Rick Antenuce, manager of plant engineering and facilities at Mercy, says measuring up to strict ENEGY STAR standards is challenging for any hospital because of the 24/7/365 nature of the operation. Yet, improving Mercy’s energy efficiency has been a "labor of love" for him and a team of qualified technicians for nearly 15 years – and counting.
"Energy management is an attitude, and it fits well with the hospital’s mission," he says. "We strive not only to lower energy costs, but also to increase the comfort level of patients, their families and our visitors."
BAS, an Important Energy Tool
Mercy Plant Engineering strategies focus on all aspects of energy usage, from heating and cooling to lights and equipment. The team continues to retrofit older T12 light fixtures with more efficient T8s, replace incandescents with CFLs (compact fluorescent light) and implement motion-sensor lighting and LED technology.
A building automation system (BAS) has proven to be one the hospital’s wisest energy investments. Mercy HVAC technician Mark Mickley believes the integrated system’s ability to adapt and grow with green technology, as well as hospital-specific programs, has been one of its greatest assets.
Mickley says, "Over time, we’ve been able to conceptualize, design, test and add original programs to our BAS with relative ease. That’s particularly helpful as we continue to blend older parts of our facility with new additions."
BAS-driven initiatives include:
- Sensors and settings that help reduced the use of air handlers and blower fans in unoccupied spaces and during evenings, nights and weekends.
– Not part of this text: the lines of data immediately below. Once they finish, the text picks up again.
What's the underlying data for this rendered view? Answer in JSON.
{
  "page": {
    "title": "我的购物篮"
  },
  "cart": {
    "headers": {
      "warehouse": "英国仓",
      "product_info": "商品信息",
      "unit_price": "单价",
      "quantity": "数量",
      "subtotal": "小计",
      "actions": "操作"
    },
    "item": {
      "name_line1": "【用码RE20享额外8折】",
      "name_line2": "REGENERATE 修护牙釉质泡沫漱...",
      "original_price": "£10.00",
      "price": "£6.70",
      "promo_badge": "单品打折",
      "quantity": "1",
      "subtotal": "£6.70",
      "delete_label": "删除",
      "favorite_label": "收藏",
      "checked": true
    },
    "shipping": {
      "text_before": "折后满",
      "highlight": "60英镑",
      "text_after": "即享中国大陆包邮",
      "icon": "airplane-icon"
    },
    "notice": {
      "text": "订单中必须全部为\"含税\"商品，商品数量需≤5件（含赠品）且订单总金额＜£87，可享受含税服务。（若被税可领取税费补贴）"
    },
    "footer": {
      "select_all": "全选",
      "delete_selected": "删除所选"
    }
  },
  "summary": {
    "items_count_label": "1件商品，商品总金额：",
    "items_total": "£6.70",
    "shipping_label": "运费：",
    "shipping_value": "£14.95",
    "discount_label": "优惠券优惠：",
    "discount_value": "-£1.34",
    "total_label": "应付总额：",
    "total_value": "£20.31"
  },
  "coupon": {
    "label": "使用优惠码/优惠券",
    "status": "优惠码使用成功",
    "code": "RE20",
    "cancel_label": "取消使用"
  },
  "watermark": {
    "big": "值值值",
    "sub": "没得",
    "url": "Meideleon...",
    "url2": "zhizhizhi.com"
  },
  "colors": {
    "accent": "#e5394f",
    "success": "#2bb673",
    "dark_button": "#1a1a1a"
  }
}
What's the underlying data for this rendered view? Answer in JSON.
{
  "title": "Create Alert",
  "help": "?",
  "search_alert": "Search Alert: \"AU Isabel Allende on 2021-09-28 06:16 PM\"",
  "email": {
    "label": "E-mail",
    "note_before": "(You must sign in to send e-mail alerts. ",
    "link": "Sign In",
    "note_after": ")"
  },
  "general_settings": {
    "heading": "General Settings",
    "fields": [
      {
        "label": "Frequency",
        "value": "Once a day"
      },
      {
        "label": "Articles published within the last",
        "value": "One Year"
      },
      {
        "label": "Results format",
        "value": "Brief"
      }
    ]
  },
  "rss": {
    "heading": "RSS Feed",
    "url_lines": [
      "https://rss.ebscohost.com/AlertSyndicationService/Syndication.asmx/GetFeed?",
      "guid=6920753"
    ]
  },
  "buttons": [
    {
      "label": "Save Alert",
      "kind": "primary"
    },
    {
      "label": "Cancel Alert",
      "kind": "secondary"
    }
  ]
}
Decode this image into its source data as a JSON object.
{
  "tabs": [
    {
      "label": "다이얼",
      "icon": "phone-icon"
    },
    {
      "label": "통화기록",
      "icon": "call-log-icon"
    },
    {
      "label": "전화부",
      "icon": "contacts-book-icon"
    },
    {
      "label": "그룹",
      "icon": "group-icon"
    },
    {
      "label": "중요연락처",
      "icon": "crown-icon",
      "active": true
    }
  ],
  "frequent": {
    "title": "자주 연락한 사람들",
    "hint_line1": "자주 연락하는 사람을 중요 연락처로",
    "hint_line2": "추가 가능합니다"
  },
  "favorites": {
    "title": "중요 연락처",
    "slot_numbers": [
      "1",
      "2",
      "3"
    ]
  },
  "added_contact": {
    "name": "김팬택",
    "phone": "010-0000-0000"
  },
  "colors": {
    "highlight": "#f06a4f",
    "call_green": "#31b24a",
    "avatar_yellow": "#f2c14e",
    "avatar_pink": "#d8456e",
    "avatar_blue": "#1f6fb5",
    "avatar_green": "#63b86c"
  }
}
- Automated chiller optimization, which adjusts to outside air temperature and dew point.
- Use of a cooling coil – rather than the chiller plant – during the winter months for areas of the hospital that need cooling throughout the year.
- Automated load shedding to reduce chiller plant exertion in the summer.
Administration Supports Green Initiatives
Antenuce adds that he’s always had the full support of Mercy’s administration on energy performance strategies. Mercy president and CEO Tom Cecconi is pleased with the recent designation and commends Mercy staff members on a job well done.
“Earning the ENERGY STAR is a reflection of not only Mercy’s commitment to becoming greener, but also the years of hard work and determination of our plant engineering group,” Cecconi says. “They are an indispensable team when it comes to improving operational efficiency and an important contributor to overall patient care.”
Senior vice president and COO Jeff Smith notes that Mercy and the Catholic Health Association, which recently published its support of vigorous environmental initiatives in Faithfully Healing the Earth, both recognize the long-term importance of conserving energy and resources.
"Mercy’s green initiatives, while certainly helpful in these challenging economic times, are here to stay and will extend to all facets of our organization because our mission calls us to be good stewards of the earth," says Smith.
This month Mercy begins its roll-out of what will eventually be a hospital-wide recycling program for paper, plastics and aluminum.
To learn more about ENERGY STAR and Mercy’s designation, visit www.energystar.gov and click on "Buildings & Plants."
About Mercy Medical Center
Mercy Medical Center, a nonprofit corporation of the Sisters of Charity Health System and University Hospitals Health System, operates a 476-bed hospital serving Stark, Carroll, Wayne, Holmes and Tuscarawas Counties and parts of Southeastern Ohio. It has 550 physicians on its Medical Staff and employs 2,500 people. Mercy operates outpatient health centers in Carrollton, Jackson Township, Lake Township, Louisville, North Canton, Plain Township and Tuscarawas County. A Catholic hospital, Mercy Medical Center upholds the mission and philosophy of the Sisters of Charity of St. Augustine and continues to be responsive to the needs of the community, including the provision of care to all, regardless of their ability to pay. For more information, see www.cantonmercy.com.